"I've definitely learned a lot about it since (the Calgary game). I would say at that point I was pretty set on the mental aspect of it and just where to be. But, even still, I've noticed more comfort in that responsibility, just the knowledge part of it."
Kackert looked a little skeptical when it was suggested that stretching the boundaries of his mind with a little light, philosophical reading from 300 B.C. might allow for him to absorb the knowledge he's needed to hone and apply his pass blocking skills. But, after a thoughtful pause, he embraced the notion.
"Yeah, it relates to every aspect of life, I think. I think if you've got a good grasp on virtue, then that can apply to anything. So, whether it's overcoming adversity or understanding what can happen in a battle and how to respond, it can relate to anything in life," he said.
Including cut blocking a blitzing free safety, the way he blew up the Alouettes' Kyries Hebert in spectacular fashion last week. Kackert hit the highlight reels with that one, but insists it wasn't any more special than any successful completed assignment.
"I think all of them are good if they're not touching Ricky," he shrugged. "Maybe some of them are more fun to watch than others."
Seems the 26-year-old Simi Valley, California native appreciates the intellectual side of wiping a guy out, too.
"It's a game within the game, blocking guys," he explained. "You've got to study film on how they come at guys and what they're going to do against guys of different sizes and whatnot."
Sounds like another way to exercise that mind of his. When he's not into film study, these days Kackert has a go-to guy in the literary field.
"My favourite intelligent mind would probably be C.S. Lewis right now. I've enjoyed reading his stuff. He does a really good job with metaphors and analogies and taking complex ideas and simplifying them. I always find myself feeling refreshed and more knowledgeable and getting a little closer to gaining some wisdom when I read what he has to say."
Not sure how Milanovich feels about his tailback's intellectual pursuits or if he even cares but we do know that he has an appreciation for work ethic and executing the little details just right. Kackert gets a thumbs up on that from the coach.
"It's not just about getting a hand on a guy before he hits Ricky, but getting him close to the line of scrimmage where there's plenty of separation where Ricky can finish his throwing motion and complete the balls he has to. Chad understood that was priority number one to be the tailback in this offence and he has worked very, very hard at it," said Milanovich.
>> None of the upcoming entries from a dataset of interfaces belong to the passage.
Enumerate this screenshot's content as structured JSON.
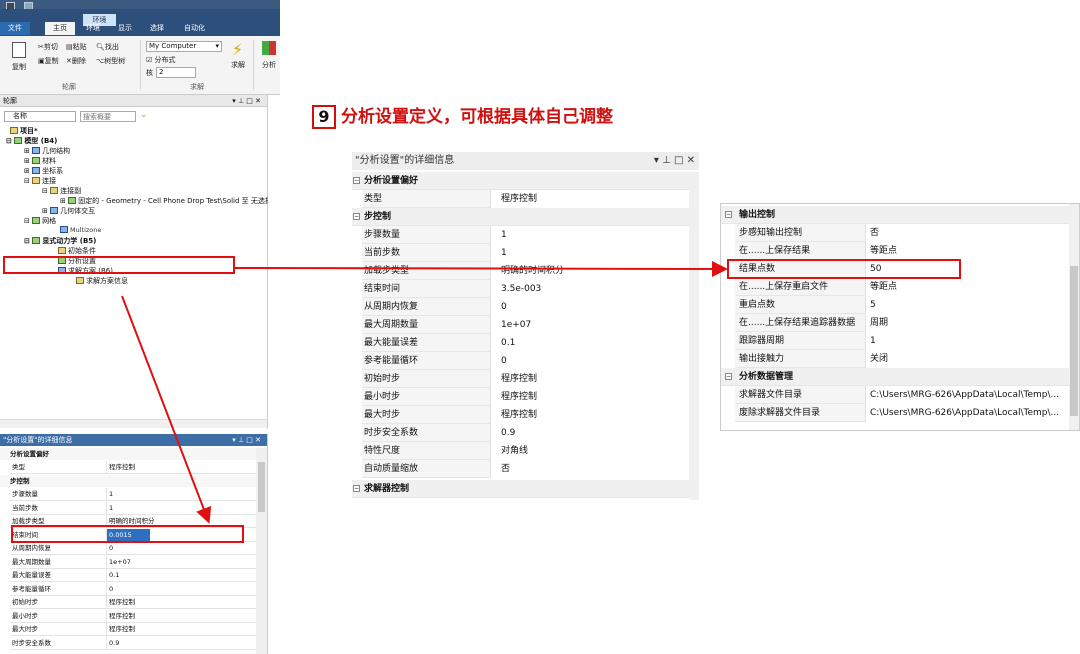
{
  "ribbon": {
    "context_tab": "环境",
    "tabs": [
      "文件",
      "主页",
      "环境",
      "显示",
      "选择",
      "自动化"
    ],
    "clipboard": {
      "copy": "复制",
      "cut": "剪切",
      "paste": "粘贴",
      "duplicate": "复制",
      "delete": "删除",
      "find": "找出",
      "tree": "树型树"
    },
    "group_outline": "轮廓",
    "computer_combo": "My Computer",
    "distributed": "分布式",
    "cores_label": "核",
    "cores_value": "2",
    "solve": "求解",
    "group_solve": "求解",
    "analysis": "分析"
  },
  "outline": {
    "title": "轮廓",
    "name_label": "名称",
    "search_placeholder": "搜索概要",
    "tree": [
      {
        "label": "项目*"
      },
      {
        "label": "模型 (B4)"
      },
      {
        "label": "几何结构"
      },
      {
        "label": "材料"
      },
      {
        "label": "坐标系"
      },
      {
        "label": "连接"
      },
      {
        "label": "连接副"
      },
      {
        "label": "固定的 - Geometry - Cell Phone Drop Test\\Solid 至 无选择"
      },
      {
        "label": "几何体交互"
      },
      {
        "label": "网格"
      },
      {
        "label": "Multizone"
      },
      {
        "label": "显式动力学 (B5)"
      },
      {
        "label": "初始条件"
      },
      {
        "label": "分析设置"
      },
      {
        "label": "求解方案 (B6)"
      },
      {
        "label": "求解方案信息"
      }
    ]
  },
  "small_details": {
    "title": "\"分析设置\"的详细信息",
    "group1": "分析设置偏好",
    "group2": "步控制",
    "rows_top": [
      {
        "k": "类型",
        "v": "程序控制"
      }
    ],
    "rows": [
      {
        "k": "步骤数量",
        "v": "1"
      },
      {
        "k": "当前步数",
        "v": "1"
      },
      {
        "k": "加载步类型",
        "v": "明确的时间积分"
      },
      {
        "k": "结束时间",
        "v": "0.0015"
      },
      {
        "k": "从周期内恢复",
        "v": "0"
      },
      {
        "k": "最大周期数量",
        "v": "1e+07"
      },
      {
        "k": "最大能量误差",
        "v": "0.1"
      },
      {
        "k": "参考能量循环",
        "v": "0"
      },
      {
        "k": "初始时步",
        "v": "程序控制"
      },
      {
        "k": "最小时步",
        "v": "程序控制"
      },
      {
        "k": "最大时步",
        "v": "程序控制"
      },
      {
        "k": "时步安全系数",
        "v": "0.9"
      }
    ]
  },
  "main_details": {
    "title": "\"分析设置\"的详细信息",
    "group1": "分析设置偏好",
    "group2": "步控制",
    "group3": "求解器控制",
    "rows_top": [
      {
        "k": "类型",
        "v": "程序控制"
      }
    ],
    "rows": [
      {
        "k": "步骤数量",
        "v": "1"
      },
      {
        "k": "当前步数",
        "v": "1"
      },
      {
        "k": "加载步类型",
        "v": "明确的时间积分"
      },
      {
        "k": "结束时间",
        "v": "3.5e-003"
      },
      {
        "k": "从周期内恢复",
        "v": "0"
      },
      {
        "k": "最大周期数量",
        "v": "1e+07"
      },
      {
        "k": "最大能量误差",
        "v": "0.1"
      },
      {
        "k": "参考能量循环",
        "v": "0"
      },
      {
        "k": "初始时步",
        "v": "程序控制"
      },
      {
        "k": "最小时步",
        "v": "程序控制"
      },
      {
        "k": "最大时步",
        "v": "程序控制"
      },
      {
        "k": "时步安全系数",
        "v": "0.9"
      },
      {
        "k": "特性尺度",
        "v": "对角线"
      },
      {
        "k": "自动质量缩放",
        "v": "否"
      }
    ]
  },
  "right_details": {
    "group1": "输出控制",
    "group2": "分析数据管理",
    "rows1": [
      {
        "k": "步感知输出控制",
        "v": "否"
      },
      {
        "k": "在......上保存结果",
        "v": "等距点"
      },
      {
        "k": "结果点数",
        "v": "50"
      },
      {
        "k": "在......上保存重启文件",
        "v": "等距点"
      },
      {
        "k": "重启点数",
        "v": "5"
      },
      {
        "k": "在......上保存结果追踪器数据",
        "v": "周期"
      },
      {
        "k": "跟踪器周期",
        "v": "1"
      },
      {
        "k": "输出接触力",
        "v": "关闭"
      }
    ],
    "rows2": [
      {
        "k": "求解器文件目录",
        "v": "C:\\Users\\MRG-626\\AppData\\Local\\Temp\\..."
      },
      {
        "k": "废除求解器文件目录",
        "v": "C:\\Users\\MRG-626\\AppData\\Local\\Temp\\..."
      }
    ]
  },
  "annotation": {
    "step_number": "9",
    "step_text": "分析设置定义，可根据具体自己调整"
  },
  "colors": {
    "accent": "#2d4f7c",
    "highlight": "#e01010",
    "selection": "#2f6fc0"
  }
}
When asked whether he expects as many blitz pick up challenges as he had in the Eastern Final, Kackert answers in the negative. He parts ways with his coach with that line of thinking, as Milanovich described the Stampeders as a team that likes to send its linebackers and half backs in search of sacks.
"Their defence isn't too different," began Kackert. "But I think Montreal really likes to bring their blitzers. But, if that's what Calgary wants to do against us, that's fine. But if they're watching the film they know it wasn't effective last week."
He sounded unemotional and a little detached as he said that. Philosophical, even.
A freelance broadcaster and writer, Don is also the in-stadium announcer for Toronto Argonauts home games. A familiar voice to Toronto sports fans, he hosted the morning show at The FAN for more than 10 years. Follow Don on Twitter @CFLLandry